(Items from an interface collection)
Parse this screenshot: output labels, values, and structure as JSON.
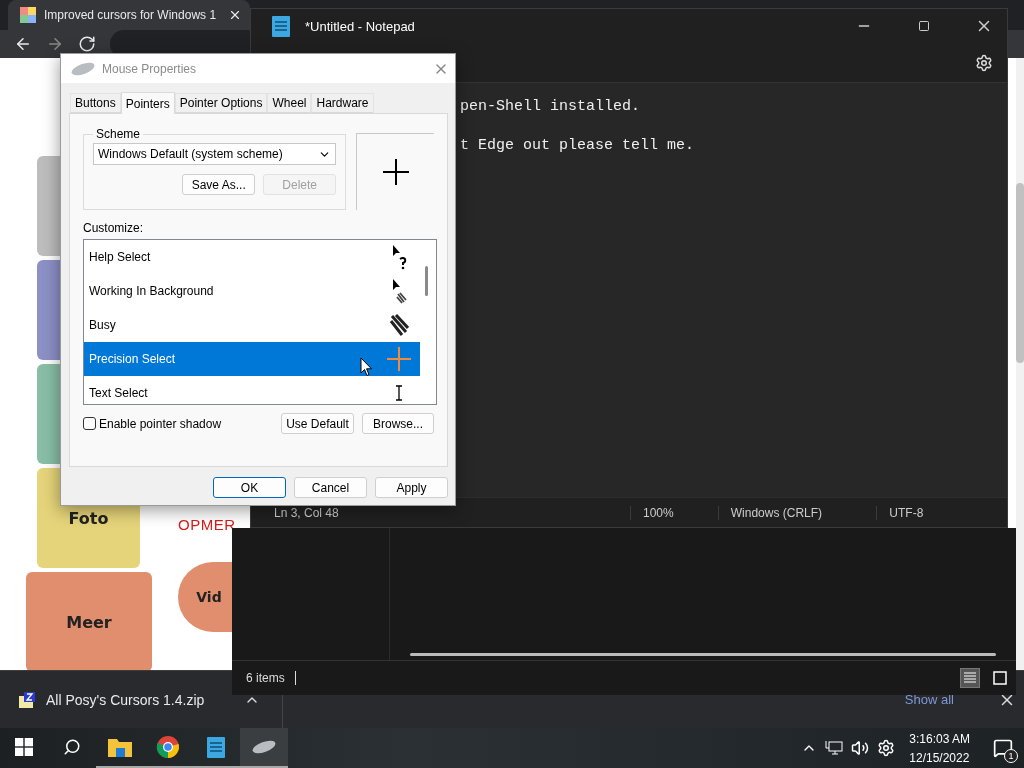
{
  "browser": {
    "tab": {
      "title": "Improved cursors for Windows 1",
      "selected": true
    },
    "page": {
      "tiles": [
        {
          "color": "#bdbdbd"
        },
        {
          "color": "#8d90c6"
        },
        {
          "color": "#89bea6"
        },
        {
          "label": "Foto",
          "color": "#e5d47a"
        }
      ],
      "heading": "OPMER",
      "more_tile": {
        "label": "Meer",
        "color": "#e08e6e"
      },
      "pill": {
        "label": "Vid",
        "color": "#e08e6e"
      }
    }
  },
  "notepad": {
    "title": "*Untitled - Notepad",
    "lines": [
      "pen-Shell installed.",
      "t Edge out please tell me."
    ],
    "status": [
      "Ln 3, Col 48",
      "100%",
      "Windows (CRLF)",
      "UTF-8"
    ]
  },
  "explorer": {
    "items_count": "6 items",
    "views": [
      {
        "kind": "details",
        "selected": true
      },
      {
        "kind": "tiles",
        "selected": false
      }
    ]
  },
  "download_bar": {
    "file": "All Posy's Cursors 1.4.zip",
    "show_all": "Show all"
  },
  "dialog": {
    "title": "Mouse Properties",
    "tabs": [
      {
        "label": "Buttons",
        "selected": false
      },
      {
        "label": "Pointers",
        "selected": true
      },
      {
        "label": "Pointer Options",
        "selected": false
      },
      {
        "label": "Wheel",
        "selected": false
      },
      {
        "label": "Hardware",
        "selected": false
      }
    ],
    "scheme": {
      "label": "Scheme",
      "value": "Windows Default (system scheme)",
      "save_as": "Save As...",
      "delete": {
        "label": "Delete",
        "disabled": true
      }
    },
    "customize_label": "Customize:",
    "pointers": [
      {
        "name": "Help Select",
        "kind": "help",
        "selected": false
      },
      {
        "name": "Working In Background",
        "kind": "working",
        "selected": false
      },
      {
        "name": "Busy",
        "kind": "busy",
        "selected": false
      },
      {
        "name": "Precision Select",
        "kind": "precision",
        "selected": true
      },
      {
        "name": "Text Select",
        "kind": "text",
        "selected": false
      }
    ],
    "shadow": {
      "label": "Enable pointer shadow",
      "checked": false
    },
    "use_default": "Use Default",
    "browse": "Browse...",
    "buttons": [
      {
        "label": "OK",
        "default": true
      },
      {
        "label": "Cancel",
        "default": false
      },
      {
        "label": "Apply",
        "default": false
      }
    ]
  },
  "taskbar": {
    "apps": [
      {
        "kind": "explorer",
        "running": true,
        "active": false
      },
      {
        "kind": "chrome",
        "running": true,
        "active": false
      },
      {
        "kind": "notepad",
        "running": true,
        "active": false
      },
      {
        "kind": "mouse",
        "running": true,
        "active": true
      }
    ],
    "clock": {
      "time": "3:16:03 AM",
      "date": "12/15/2022"
    },
    "notifications": "1"
  }
}
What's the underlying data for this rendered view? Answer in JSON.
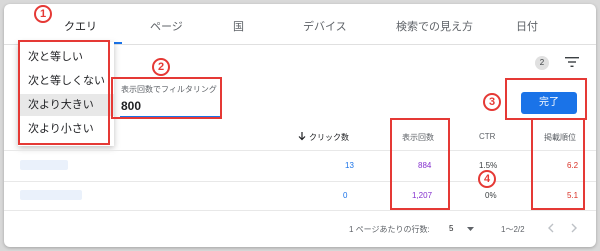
{
  "tabs": [
    "クエリ",
    "ページ",
    "国",
    "デバイス",
    "検索での見え方",
    "日付"
  ],
  "menu": {
    "items": [
      "次と等しい",
      "次と等しくない",
      "次より大きい",
      "次より小さい"
    ],
    "selected_index": 2
  },
  "filter": {
    "label": "表示回数でフィルタリング",
    "value": "800"
  },
  "toolbar": {
    "badge_count": "2"
  },
  "done_button": {
    "label": "完了"
  },
  "table": {
    "headers": {
      "clicks": "クリック数",
      "impressions": "表示回数",
      "ctr": "CTR",
      "position": "掲載順位"
    },
    "rows": [
      {
        "clicks": "13",
        "impressions": "884",
        "ctr": "1.5%",
        "position": "6.2"
      },
      {
        "clicks": "0",
        "impressions": "1,207",
        "ctr": "0%",
        "position": "5.1"
      }
    ]
  },
  "pagination": {
    "rows_per_page_label": "1 ページあたりの行数:",
    "rows_per_page_value": "5",
    "range": "1〜2/2"
  },
  "annotations": [
    "1",
    "2",
    "3",
    "4"
  ],
  "colors": {
    "accent": "#1a73e8",
    "annotation": "#e53935",
    "impressions": "#8430ce",
    "position": "#d93025"
  },
  "icons": [
    "filter-icon",
    "sort-arrow-down-icon",
    "dropdown-arrow-icon",
    "chevron-left-icon",
    "chevron-right-icon"
  ]
}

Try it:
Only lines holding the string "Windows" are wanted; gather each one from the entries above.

Response for this exercise:
      "title": "Improved cursors for Windows 1",
      "Windows (CRLF)",
      "value": "Windows Default (system scheme)",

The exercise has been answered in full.